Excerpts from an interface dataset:
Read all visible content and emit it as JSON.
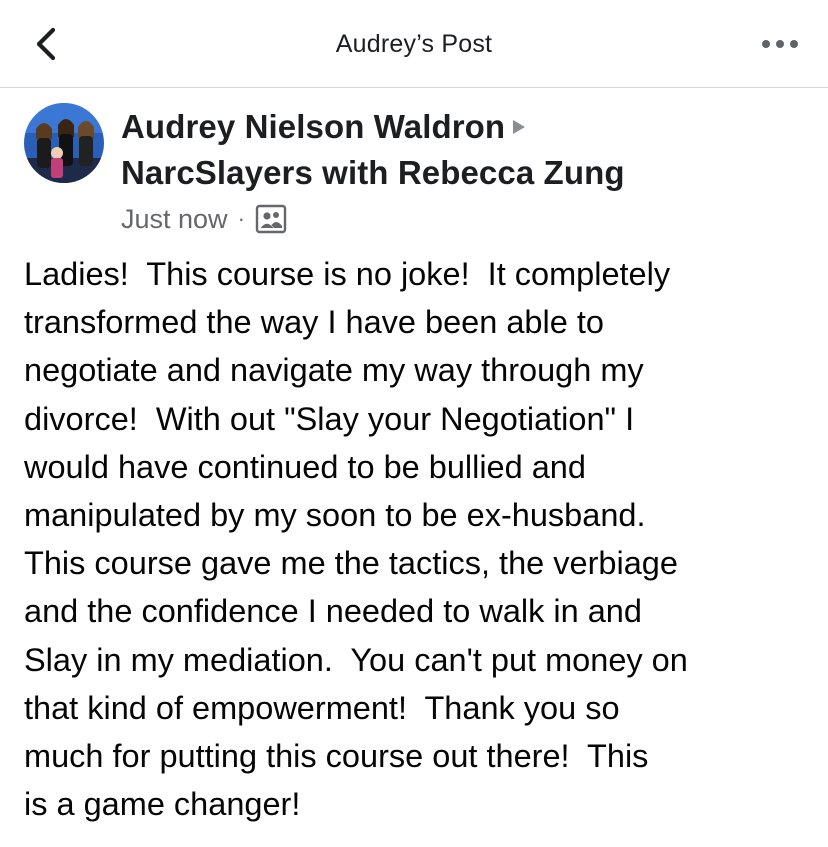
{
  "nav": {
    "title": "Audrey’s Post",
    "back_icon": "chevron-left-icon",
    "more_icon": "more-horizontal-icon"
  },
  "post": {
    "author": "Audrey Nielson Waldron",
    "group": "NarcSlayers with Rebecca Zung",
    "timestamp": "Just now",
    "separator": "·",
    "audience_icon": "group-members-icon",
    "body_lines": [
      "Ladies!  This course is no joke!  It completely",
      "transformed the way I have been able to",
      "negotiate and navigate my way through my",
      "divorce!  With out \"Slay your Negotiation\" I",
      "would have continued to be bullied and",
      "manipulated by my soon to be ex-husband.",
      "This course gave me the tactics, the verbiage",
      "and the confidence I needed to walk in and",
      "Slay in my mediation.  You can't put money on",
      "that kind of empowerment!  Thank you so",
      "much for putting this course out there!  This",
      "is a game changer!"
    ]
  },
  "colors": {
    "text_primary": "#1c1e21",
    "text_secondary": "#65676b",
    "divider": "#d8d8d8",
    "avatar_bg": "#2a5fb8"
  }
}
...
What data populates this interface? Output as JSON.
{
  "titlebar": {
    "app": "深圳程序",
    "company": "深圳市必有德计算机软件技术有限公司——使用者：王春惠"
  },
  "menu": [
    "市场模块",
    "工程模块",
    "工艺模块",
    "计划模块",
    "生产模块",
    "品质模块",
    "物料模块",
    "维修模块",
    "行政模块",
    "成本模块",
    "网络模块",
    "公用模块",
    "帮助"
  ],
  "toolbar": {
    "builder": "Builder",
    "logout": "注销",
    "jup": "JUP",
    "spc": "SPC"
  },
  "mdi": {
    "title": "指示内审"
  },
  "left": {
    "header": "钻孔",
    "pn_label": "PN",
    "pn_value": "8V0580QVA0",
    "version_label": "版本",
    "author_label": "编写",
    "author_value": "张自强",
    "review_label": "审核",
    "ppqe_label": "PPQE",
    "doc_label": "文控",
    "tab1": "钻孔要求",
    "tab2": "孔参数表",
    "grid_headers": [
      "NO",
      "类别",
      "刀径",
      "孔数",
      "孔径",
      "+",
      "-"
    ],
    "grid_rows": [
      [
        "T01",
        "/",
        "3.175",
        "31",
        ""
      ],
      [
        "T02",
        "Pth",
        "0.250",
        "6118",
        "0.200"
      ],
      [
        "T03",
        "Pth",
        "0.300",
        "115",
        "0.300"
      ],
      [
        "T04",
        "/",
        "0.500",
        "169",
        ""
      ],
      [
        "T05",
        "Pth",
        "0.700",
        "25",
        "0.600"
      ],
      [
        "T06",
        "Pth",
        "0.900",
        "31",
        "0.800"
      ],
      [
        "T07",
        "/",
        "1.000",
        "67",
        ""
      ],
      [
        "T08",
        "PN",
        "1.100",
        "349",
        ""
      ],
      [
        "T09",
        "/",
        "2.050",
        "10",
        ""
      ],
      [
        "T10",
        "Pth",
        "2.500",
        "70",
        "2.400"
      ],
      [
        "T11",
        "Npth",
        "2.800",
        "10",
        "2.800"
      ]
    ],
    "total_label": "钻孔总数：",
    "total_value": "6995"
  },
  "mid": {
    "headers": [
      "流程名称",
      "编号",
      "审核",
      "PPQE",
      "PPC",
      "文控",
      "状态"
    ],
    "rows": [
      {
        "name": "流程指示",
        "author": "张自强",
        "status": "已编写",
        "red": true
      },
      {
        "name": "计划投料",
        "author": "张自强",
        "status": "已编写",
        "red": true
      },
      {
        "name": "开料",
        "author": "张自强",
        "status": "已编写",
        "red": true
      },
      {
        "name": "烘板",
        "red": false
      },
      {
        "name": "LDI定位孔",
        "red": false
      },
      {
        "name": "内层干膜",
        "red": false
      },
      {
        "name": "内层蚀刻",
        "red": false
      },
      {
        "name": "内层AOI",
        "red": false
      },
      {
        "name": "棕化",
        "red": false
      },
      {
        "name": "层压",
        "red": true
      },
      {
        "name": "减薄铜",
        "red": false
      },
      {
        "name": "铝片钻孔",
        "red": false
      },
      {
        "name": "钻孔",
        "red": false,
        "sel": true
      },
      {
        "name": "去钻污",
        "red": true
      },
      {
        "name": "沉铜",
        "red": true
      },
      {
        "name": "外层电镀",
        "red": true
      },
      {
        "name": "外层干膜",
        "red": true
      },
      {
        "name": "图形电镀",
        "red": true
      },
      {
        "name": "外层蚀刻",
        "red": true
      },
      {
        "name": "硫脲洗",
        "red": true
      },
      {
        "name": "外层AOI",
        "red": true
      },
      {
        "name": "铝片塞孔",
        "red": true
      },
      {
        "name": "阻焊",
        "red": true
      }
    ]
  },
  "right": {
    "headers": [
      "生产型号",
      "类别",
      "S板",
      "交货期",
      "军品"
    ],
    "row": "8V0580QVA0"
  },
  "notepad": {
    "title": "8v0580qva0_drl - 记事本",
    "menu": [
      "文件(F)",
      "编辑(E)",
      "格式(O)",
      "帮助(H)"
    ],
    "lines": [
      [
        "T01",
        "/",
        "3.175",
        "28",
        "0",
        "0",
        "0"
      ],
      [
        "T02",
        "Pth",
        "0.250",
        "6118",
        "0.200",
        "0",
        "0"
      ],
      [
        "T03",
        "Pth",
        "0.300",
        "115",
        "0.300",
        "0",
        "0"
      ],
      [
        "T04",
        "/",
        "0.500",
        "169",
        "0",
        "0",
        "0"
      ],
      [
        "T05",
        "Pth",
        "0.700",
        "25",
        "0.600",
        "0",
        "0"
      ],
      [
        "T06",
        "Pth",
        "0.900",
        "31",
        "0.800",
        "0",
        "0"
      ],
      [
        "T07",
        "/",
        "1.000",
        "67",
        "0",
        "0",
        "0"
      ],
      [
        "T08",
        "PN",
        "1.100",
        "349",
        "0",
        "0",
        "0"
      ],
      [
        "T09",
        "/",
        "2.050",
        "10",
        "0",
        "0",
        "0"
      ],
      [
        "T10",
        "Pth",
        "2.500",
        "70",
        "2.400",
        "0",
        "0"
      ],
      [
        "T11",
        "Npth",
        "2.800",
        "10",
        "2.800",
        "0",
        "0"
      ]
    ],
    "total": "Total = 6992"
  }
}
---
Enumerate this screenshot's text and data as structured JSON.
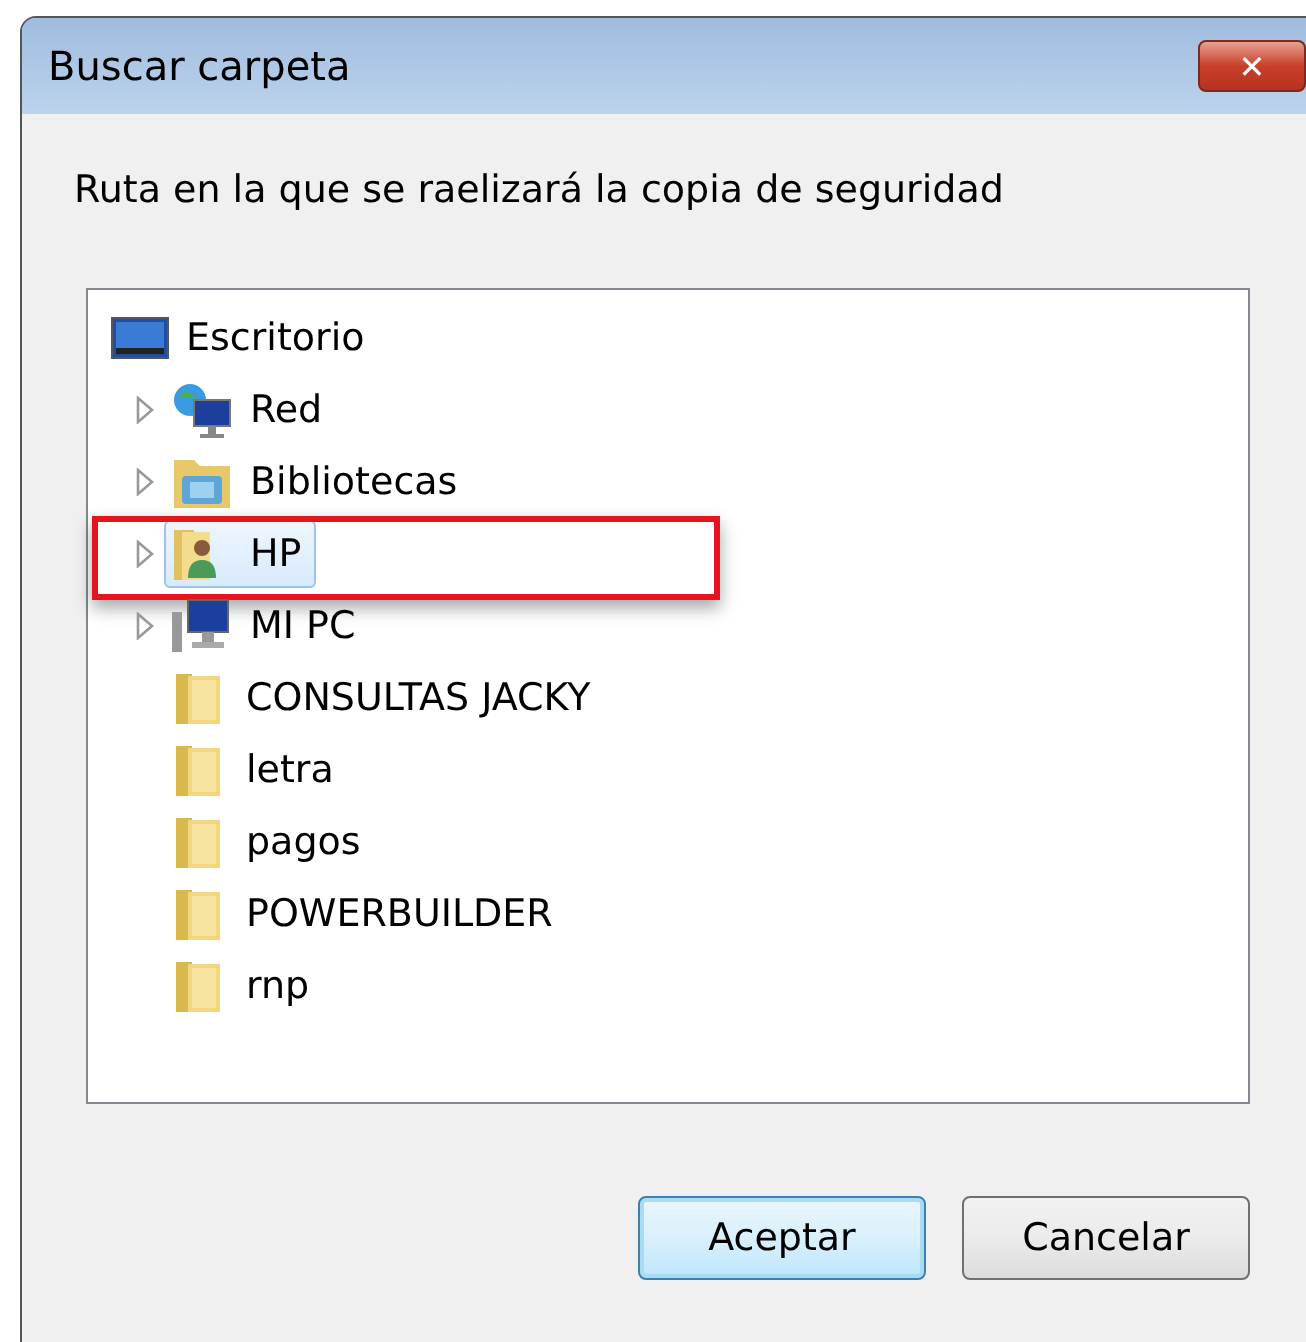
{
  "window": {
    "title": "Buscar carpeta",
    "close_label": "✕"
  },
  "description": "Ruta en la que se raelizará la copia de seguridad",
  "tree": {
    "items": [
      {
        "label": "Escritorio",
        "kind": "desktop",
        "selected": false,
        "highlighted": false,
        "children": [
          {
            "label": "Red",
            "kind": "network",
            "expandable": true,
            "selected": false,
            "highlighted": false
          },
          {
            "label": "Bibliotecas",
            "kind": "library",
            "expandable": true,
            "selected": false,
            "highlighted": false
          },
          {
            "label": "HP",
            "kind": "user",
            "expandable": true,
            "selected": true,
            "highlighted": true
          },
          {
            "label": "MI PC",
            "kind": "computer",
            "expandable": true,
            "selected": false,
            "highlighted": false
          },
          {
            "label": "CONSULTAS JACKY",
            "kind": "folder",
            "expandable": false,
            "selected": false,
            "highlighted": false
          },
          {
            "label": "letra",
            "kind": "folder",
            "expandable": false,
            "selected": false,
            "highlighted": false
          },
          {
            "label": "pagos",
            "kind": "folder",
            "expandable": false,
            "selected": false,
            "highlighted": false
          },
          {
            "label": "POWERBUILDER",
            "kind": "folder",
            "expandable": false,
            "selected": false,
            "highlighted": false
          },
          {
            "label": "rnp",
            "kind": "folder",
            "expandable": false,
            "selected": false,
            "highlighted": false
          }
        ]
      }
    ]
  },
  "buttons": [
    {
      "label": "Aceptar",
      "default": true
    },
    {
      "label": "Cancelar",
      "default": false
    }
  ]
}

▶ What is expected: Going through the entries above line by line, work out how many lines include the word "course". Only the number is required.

▶ Expected answer: 3